You mentioned this employee of the Russian ministry of defense charged with hacking a petrochemical plant in Saudi Arabia. This raises concerns because it targets safety systems at power plants, right?
MARQUARDT: Right. So, that's the last thing you want to hear that the safety systems at some of the most vulnerable, most dangerous places could be at risk. So this one Russian employee of the ministry of defense helping other hackers get into this petrochemical plant in Saudi Arabia.
But what they're afraid of is that there were also attempts for a similar facility here in the United States where the security systems were at risk. And it just goes to show that these Russian hackers are going after some of the most vulnerable facilities, not just in the United States but around the world.
BROWN: All right. Alex Marquardt, thank you so much. We'll be right back.
BROWN: In our money lead, a long but enthusiastic gas lines around Chicago as a businessman offered up to $50,000 worth of free gas to the first 400 cars at each of 48 locations in the city and suburbs. The businessman, Willie Wilson, has run for Chicago mayor before and there just happens to be an election for that office again next year.
He certainly generated gallons of publicity by donating a million dollars worth of gas to help people deal with surging prices. He paid for a similar giveaway of $200,000 worth of gas last week.

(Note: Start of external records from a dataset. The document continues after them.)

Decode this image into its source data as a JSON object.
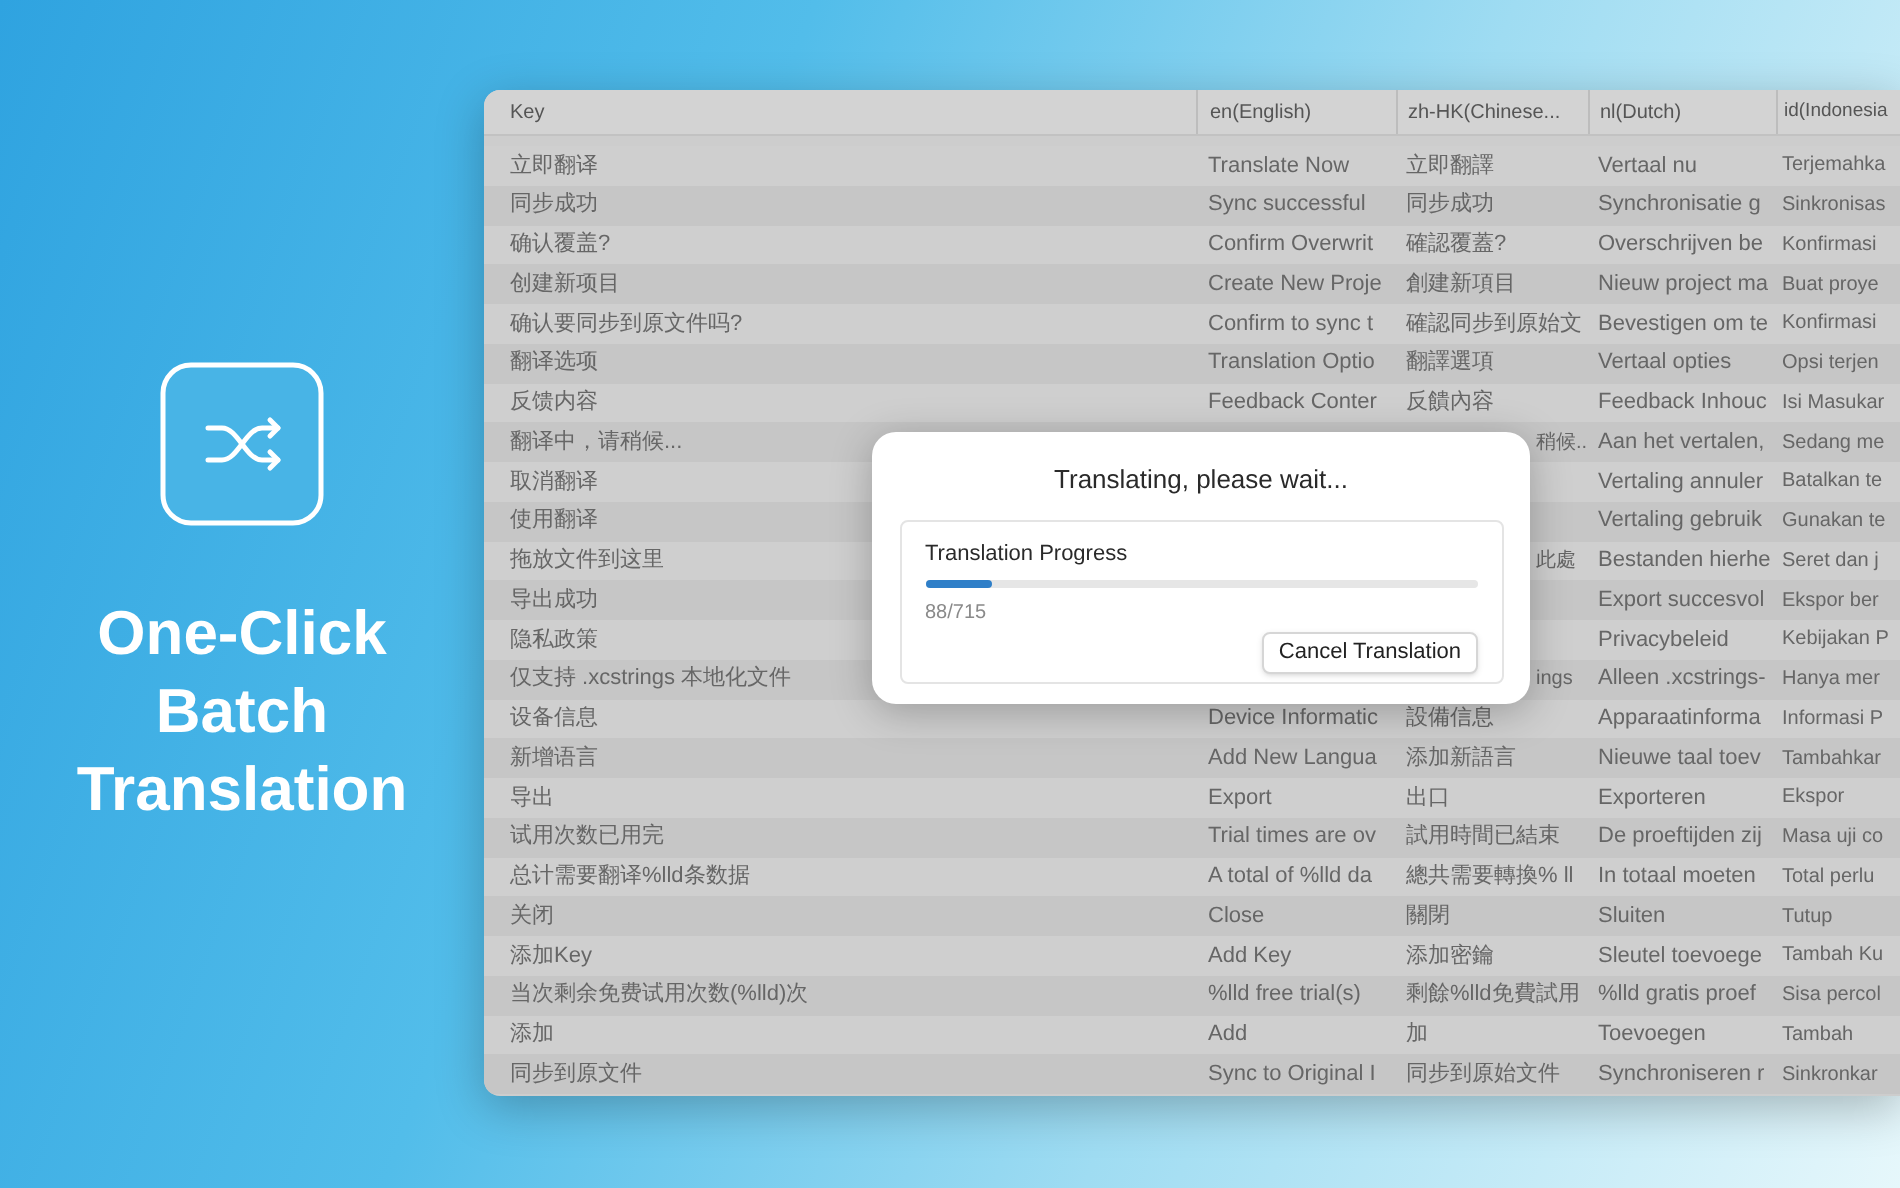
{
  "promo": {
    "headline": [
      "One-Click",
      "Batch",
      "Translation"
    ]
  },
  "table": {
    "columns": [
      "Key",
      "en(English)",
      "zh-HK(Chinese...",
      "nl(Dutch)",
      "id(Indonesia"
    ],
    "rows": [
      {
        "key": "立即翻译",
        "en": "Translate Now",
        "zh_hk": "立即翻譯",
        "nl": "Vertaal nu",
        "id": "Terjemahka"
      },
      {
        "key": "同步成功",
        "en": "Sync successful",
        "zh_hk": "同步成功",
        "nl": "Synchronisatie g",
        "id": "Sinkronisas"
      },
      {
        "key": "确认覆盖?",
        "en": "Confirm Overwrit",
        "zh_hk": "確認覆蓋?",
        "nl": "Overschrijven be",
        "id": "Konfirmasi"
      },
      {
        "key": "创建新项目",
        "en": "Create New Proje",
        "zh_hk": "創建新項目",
        "nl": "Nieuw project ma",
        "id": "Buat proye"
      },
      {
        "key": "确认要同步到原文件吗?",
        "en": "Confirm to sync t",
        "zh_hk": "確認同步到原始文",
        "nl": "Bevestigen om te",
        "id": "Konfirmasi"
      },
      {
        "key": "翻译选项",
        "en": "Translation Optio",
        "zh_hk": "翻譯選項",
        "nl": "Vertaal opties",
        "id": "Opsi terjen"
      },
      {
        "key": "反馈内容",
        "en": "Feedback Conter",
        "zh_hk": "反饋內容",
        "nl": "Feedback Inhouc",
        "id": "Isi Masukar"
      },
      {
        "key": "翻译中，请稍候...",
        "zh_hk": "稍候...",
        "nl": "Aan het vertalen,",
        "id": "Sedang me"
      },
      {
        "key": "取消翻译",
        "nl": "Vertaling annuler",
        "id": "Batalkan te"
      },
      {
        "key": "使用翻译",
        "nl": "Vertaling gebruik",
        "id": "Gunakan te"
      },
      {
        "key": "拖放文件到这里",
        "zh_hk": "此處",
        "nl": "Bestanden hierhe",
        "id": "Seret dan j"
      },
      {
        "key": "导出成功",
        "nl": "Export succesvol",
        "id": "Ekspor ber"
      },
      {
        "key": "隐私政策",
        "nl": "Privacybeleid",
        "id": "Kebijakan P"
      },
      {
        "key": "仅支持 .xcstrings 本地化文件",
        "zh_hk": "ings",
        "nl": "Alleen .xcstrings-",
        "id": "Hanya mer"
      },
      {
        "key": "设备信息",
        "en": "Device Informatic",
        "zh_hk": "設備信息",
        "nl": "Apparaatinforma",
        "id": "Informasi P"
      },
      {
        "key": "新增语言",
        "en": "Add New Langua",
        "zh_hk": "添加新語言",
        "nl": "Nieuwe taal toev",
        "id": "Tambahkar"
      },
      {
        "key": "导出",
        "en": "Export",
        "zh_hk": "出口",
        "nl": "Exporteren",
        "id": "Ekspor"
      },
      {
        "key": "试用次数已用完",
        "en": "Trial times are ov",
        "zh_hk": "試用時間已結束",
        "nl": "De proeftijden zij",
        "id": "Masa uji co"
      },
      {
        "key": "总计需要翻译%lld条数据",
        "en": "A total of %lld da",
        "zh_hk": "總共需要轉換% ll",
        "nl": "In totaal moeten",
        "id": "Total perlu"
      },
      {
        "key": "关闭",
        "en": "Close",
        "zh_hk": "關閉",
        "nl": "Sluiten",
        "id": "Tutup"
      },
      {
        "key": "添加Key",
        "en": "Add Key",
        "zh_hk": "添加密鑰",
        "nl": "Sleutel toevoege",
        "id": "Tambah Ku"
      },
      {
        "key": "当次剩余免费试用次数(%lld)次",
        "en": "%lld free trial(s)",
        "zh_hk": "剩餘%lld免費試用",
        "nl": "%lld gratis proef",
        "id": "Sisa percol"
      },
      {
        "key": "添加",
        "en": "Add",
        "zh_hk": "加",
        "nl": "Toevoegen",
        "id": "Tambah"
      },
      {
        "key": "同步到原文件",
        "en": "Sync to Original I",
        "zh_hk": "同步到原始文件",
        "nl": "Synchroniseren r",
        "id": "Sinkronkar"
      }
    ]
  },
  "dialog": {
    "title": "Translating, please wait...",
    "progress_label": "Translation Progress",
    "level": 0.123,
    "count": "88/715",
    "cancel_button": "Cancel Translation"
  }
}
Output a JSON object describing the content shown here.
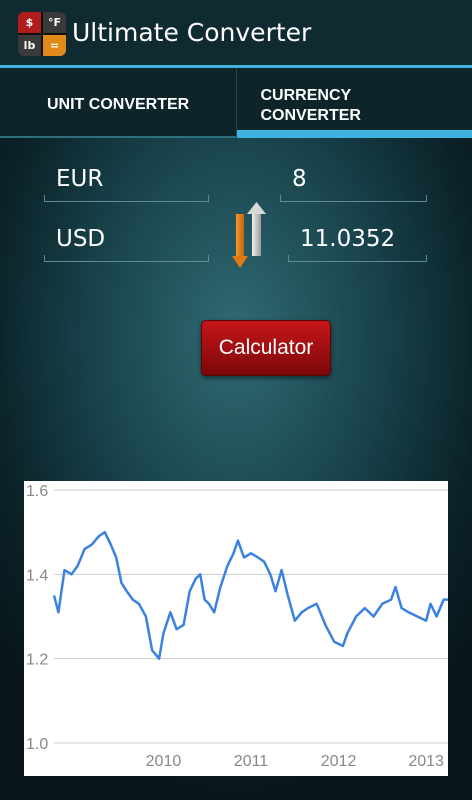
{
  "app": {
    "title": "Ultimate Converter",
    "icon": {
      "tl": "$",
      "tr": "°F",
      "bl": "lb",
      "br": "="
    }
  },
  "tabs": [
    {
      "label": "UNIT CONVERTER",
      "selected": false
    },
    {
      "label": "CURRENCY CONVERTER",
      "selected": true
    }
  ],
  "converter": {
    "from_currency": "EUR",
    "from_amount": "8",
    "to_currency": "USD",
    "to_amount": "11.0352",
    "swap_icon": "swap-arrows-icon"
  },
  "calculator_button": {
    "label": "Calculator"
  },
  "colors": {
    "accent": "#3fb3e0",
    "button": "#b01215",
    "chart_line": "#3b82e0"
  },
  "chart_data": {
    "type": "line",
    "title": "",
    "xlabel": "",
    "ylabel": "",
    "ylim": [
      1.0,
      1.6
    ],
    "xlim": [
      2009.25,
      2013.75
    ],
    "yticks": [
      "1.0",
      "1.2",
      "1.4",
      "1.6"
    ],
    "xticks": [
      "2010",
      "2011",
      "2012",
      "2013"
    ],
    "grid": true,
    "series": [
      {
        "x": [
          2009.25,
          2009.3,
          2009.37,
          2009.45,
          2009.52,
          2009.6,
          2009.68,
          2009.76,
          2009.83,
          2009.9,
          2009.96,
          2010.02,
          2010.08,
          2010.15,
          2010.22,
          2010.3,
          2010.37,
          2010.45,
          2010.5,
          2010.58,
          2010.65,
          2010.73,
          2010.8,
          2010.87,
          2010.92,
          2010.97,
          2011.02,
          2011.08,
          2011.15,
          2011.23,
          2011.3,
          2011.35,
          2011.42,
          2011.5,
          2011.58,
          2011.65,
          2011.72,
          2011.78,
          2011.85,
          2011.92,
          2012.0,
          2012.08,
          2012.15,
          2012.25,
          2012.35,
          2012.45,
          2012.55,
          2012.6,
          2012.7,
          2012.8,
          2012.9,
          2013.0,
          2013.1,
          2013.15,
          2013.22,
          2013.3,
          2013.4,
          2013.5,
          2013.55,
          2013.62,
          2013.7,
          2013.75
        ],
        "y": [
          1.35,
          1.31,
          1.41,
          1.4,
          1.42,
          1.46,
          1.47,
          1.49,
          1.5,
          1.47,
          1.44,
          1.38,
          1.36,
          1.34,
          1.33,
          1.3,
          1.22,
          1.2,
          1.26,
          1.31,
          1.27,
          1.28,
          1.36,
          1.39,
          1.4,
          1.34,
          1.33,
          1.31,
          1.37,
          1.42,
          1.45,
          1.48,
          1.44,
          1.45,
          1.44,
          1.43,
          1.4,
          1.36,
          1.41,
          1.35,
          1.29,
          1.31,
          1.32,
          1.33,
          1.28,
          1.24,
          1.23,
          1.26,
          1.3,
          1.32,
          1.3,
          1.33,
          1.34,
          1.37,
          1.32,
          1.31,
          1.3,
          1.29,
          1.33,
          1.3,
          1.34,
          1.34
        ]
      }
    ]
  }
}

Our coverage continues now with Wolf Blitzer and "THE SITUATION ROOM" in Brussels.